#### INPUT MATERIAL ####
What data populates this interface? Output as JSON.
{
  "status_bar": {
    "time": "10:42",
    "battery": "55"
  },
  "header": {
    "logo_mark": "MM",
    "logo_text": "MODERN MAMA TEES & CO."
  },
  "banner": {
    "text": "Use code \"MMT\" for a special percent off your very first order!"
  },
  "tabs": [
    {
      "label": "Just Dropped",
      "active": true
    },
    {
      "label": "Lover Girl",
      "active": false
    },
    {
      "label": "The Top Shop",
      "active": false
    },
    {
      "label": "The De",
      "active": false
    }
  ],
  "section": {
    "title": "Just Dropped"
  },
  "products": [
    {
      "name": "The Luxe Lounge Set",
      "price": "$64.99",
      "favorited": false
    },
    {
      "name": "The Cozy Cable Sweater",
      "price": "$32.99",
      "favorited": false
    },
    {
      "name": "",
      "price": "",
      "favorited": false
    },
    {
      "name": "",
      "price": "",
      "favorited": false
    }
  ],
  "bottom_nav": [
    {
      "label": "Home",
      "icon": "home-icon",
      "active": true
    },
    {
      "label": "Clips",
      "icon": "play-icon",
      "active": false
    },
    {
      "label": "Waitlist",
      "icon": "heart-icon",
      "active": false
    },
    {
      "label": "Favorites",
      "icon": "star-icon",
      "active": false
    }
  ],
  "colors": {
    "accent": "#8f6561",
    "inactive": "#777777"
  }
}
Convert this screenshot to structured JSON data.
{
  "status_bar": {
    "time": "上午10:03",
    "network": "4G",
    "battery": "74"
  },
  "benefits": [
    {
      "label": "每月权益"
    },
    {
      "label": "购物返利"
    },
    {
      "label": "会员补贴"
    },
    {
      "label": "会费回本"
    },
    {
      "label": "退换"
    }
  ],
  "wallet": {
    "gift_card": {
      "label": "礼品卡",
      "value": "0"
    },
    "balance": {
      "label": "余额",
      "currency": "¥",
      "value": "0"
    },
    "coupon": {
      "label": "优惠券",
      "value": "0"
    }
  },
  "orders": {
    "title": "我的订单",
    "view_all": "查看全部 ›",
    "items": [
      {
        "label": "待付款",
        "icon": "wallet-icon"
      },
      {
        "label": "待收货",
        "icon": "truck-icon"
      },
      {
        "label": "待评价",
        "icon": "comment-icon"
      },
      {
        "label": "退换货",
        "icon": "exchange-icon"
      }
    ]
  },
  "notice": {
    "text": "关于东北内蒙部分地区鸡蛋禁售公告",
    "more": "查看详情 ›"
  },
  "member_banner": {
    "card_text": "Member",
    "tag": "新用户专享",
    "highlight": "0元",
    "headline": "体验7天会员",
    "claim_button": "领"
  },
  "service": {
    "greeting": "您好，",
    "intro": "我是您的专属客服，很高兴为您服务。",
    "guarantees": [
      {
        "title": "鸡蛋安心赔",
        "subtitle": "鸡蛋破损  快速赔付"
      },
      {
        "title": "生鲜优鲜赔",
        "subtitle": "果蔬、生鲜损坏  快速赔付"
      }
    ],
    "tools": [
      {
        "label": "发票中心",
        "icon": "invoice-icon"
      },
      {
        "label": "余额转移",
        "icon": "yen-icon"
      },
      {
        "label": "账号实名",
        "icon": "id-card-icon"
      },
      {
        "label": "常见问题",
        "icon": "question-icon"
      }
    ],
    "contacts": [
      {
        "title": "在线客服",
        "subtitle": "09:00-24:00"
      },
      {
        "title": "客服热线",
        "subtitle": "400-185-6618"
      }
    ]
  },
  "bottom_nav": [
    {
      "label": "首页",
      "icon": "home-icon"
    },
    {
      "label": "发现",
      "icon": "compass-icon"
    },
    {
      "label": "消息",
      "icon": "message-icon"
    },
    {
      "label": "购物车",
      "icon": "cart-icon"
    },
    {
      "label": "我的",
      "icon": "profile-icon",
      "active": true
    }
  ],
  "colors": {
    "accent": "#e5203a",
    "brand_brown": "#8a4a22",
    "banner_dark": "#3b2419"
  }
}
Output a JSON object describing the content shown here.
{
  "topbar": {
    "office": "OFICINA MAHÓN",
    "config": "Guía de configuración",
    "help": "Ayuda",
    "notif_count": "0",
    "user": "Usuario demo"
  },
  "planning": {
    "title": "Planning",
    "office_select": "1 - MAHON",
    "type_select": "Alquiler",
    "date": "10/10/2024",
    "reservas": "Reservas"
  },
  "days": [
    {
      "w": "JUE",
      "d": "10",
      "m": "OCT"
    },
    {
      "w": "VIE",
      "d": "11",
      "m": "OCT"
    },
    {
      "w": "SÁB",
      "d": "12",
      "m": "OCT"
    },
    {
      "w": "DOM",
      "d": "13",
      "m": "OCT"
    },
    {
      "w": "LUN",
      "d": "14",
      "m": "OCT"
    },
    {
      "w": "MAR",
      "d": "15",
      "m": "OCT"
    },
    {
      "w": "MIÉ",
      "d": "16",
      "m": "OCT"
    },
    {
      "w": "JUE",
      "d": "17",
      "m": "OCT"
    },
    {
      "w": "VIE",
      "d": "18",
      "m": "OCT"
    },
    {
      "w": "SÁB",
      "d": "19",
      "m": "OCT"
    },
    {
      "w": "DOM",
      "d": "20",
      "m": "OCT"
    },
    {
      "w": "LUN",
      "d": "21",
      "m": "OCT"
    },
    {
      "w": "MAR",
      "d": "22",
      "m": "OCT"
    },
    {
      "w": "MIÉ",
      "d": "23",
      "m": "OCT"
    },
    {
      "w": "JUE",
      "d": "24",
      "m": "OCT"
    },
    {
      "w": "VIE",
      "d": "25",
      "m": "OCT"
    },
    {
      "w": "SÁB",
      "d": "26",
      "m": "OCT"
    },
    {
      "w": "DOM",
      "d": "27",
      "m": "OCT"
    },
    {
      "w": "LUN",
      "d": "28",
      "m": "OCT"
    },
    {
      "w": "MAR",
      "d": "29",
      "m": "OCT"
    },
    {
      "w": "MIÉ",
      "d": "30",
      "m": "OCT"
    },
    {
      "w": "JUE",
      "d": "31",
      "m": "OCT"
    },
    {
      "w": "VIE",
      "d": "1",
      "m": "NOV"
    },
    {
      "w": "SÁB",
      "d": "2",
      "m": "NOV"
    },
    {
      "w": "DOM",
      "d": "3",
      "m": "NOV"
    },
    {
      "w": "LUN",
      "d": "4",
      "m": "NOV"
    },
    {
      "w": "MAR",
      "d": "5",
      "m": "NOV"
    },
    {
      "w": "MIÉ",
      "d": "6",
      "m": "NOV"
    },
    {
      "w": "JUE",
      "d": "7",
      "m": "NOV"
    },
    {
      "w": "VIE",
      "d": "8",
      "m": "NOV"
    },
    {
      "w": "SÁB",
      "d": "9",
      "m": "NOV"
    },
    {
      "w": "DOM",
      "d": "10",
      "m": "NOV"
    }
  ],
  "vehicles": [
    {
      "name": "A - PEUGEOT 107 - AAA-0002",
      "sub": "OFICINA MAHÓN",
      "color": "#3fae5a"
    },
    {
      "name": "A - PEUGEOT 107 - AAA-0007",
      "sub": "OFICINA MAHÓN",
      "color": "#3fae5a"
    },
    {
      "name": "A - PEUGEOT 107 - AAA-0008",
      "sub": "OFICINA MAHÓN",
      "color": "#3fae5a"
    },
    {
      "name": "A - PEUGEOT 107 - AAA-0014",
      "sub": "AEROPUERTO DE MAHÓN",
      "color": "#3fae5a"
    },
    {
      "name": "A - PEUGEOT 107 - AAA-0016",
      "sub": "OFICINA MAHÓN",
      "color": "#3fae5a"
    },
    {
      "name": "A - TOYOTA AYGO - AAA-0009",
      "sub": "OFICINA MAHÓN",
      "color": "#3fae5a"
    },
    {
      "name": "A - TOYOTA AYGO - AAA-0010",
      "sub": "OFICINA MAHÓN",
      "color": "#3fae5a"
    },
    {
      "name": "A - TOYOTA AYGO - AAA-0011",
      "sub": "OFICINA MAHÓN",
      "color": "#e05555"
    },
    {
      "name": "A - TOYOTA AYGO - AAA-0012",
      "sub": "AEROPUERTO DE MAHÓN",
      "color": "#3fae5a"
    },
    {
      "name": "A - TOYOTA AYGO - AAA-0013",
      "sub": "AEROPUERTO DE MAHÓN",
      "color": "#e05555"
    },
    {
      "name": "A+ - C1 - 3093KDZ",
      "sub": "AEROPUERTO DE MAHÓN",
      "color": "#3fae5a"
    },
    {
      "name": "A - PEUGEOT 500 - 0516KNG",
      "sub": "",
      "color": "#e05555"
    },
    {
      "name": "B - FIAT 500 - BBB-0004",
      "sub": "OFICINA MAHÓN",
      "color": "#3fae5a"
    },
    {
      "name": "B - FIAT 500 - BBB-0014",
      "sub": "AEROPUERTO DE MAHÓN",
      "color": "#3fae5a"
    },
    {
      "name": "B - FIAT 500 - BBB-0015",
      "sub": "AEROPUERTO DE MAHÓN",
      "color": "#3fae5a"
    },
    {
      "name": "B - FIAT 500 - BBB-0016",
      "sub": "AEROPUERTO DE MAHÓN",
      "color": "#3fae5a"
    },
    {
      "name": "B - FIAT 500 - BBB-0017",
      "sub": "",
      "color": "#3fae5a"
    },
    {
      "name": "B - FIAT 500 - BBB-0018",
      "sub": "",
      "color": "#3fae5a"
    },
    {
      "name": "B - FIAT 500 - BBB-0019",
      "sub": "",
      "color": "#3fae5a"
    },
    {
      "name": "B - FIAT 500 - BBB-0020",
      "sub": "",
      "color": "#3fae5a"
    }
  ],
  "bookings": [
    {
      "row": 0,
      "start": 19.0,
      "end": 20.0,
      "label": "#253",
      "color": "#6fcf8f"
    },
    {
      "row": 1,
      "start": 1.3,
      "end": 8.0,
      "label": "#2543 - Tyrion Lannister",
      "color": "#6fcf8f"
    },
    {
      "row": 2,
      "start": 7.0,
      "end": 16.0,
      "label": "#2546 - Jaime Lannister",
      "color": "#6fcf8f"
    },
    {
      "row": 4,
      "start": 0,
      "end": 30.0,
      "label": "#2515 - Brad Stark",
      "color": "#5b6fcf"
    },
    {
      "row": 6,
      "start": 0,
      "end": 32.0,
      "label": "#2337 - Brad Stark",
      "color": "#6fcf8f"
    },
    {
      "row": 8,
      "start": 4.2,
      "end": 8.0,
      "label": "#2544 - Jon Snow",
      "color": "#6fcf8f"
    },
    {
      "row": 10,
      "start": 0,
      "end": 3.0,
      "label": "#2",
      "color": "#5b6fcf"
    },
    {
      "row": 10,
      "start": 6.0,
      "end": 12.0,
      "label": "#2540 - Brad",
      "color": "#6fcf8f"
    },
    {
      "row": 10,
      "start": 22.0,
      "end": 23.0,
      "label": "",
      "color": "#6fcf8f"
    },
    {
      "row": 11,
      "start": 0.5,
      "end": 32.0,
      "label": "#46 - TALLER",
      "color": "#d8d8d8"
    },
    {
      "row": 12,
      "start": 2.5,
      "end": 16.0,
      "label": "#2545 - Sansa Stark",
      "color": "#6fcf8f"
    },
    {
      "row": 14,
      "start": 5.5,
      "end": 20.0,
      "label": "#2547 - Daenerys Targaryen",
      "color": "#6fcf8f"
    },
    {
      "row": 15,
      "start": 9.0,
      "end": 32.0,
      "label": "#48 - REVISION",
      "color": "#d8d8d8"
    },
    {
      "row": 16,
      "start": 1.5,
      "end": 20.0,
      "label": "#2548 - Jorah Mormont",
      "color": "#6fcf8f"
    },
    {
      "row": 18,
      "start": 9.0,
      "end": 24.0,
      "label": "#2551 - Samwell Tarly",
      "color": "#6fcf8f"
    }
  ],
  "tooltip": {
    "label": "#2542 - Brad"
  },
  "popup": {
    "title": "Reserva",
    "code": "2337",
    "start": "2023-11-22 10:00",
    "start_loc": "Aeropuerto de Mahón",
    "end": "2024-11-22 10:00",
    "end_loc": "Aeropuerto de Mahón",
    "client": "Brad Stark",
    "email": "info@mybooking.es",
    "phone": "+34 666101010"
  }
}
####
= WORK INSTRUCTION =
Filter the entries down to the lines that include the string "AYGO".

= SOLVED EXERCISE =
      "name": "A - TOYOTA AYGO - AAA-0009",
      "name": "A - TOYOTA AYGO - AAA-0010",
      "name": "A - TOYOTA AYGO - AAA-0011",
      "name": "A - TOYOTA AYGO - AAA-0012",
      "name": "A - TOYOTA AYGO - AAA-0013",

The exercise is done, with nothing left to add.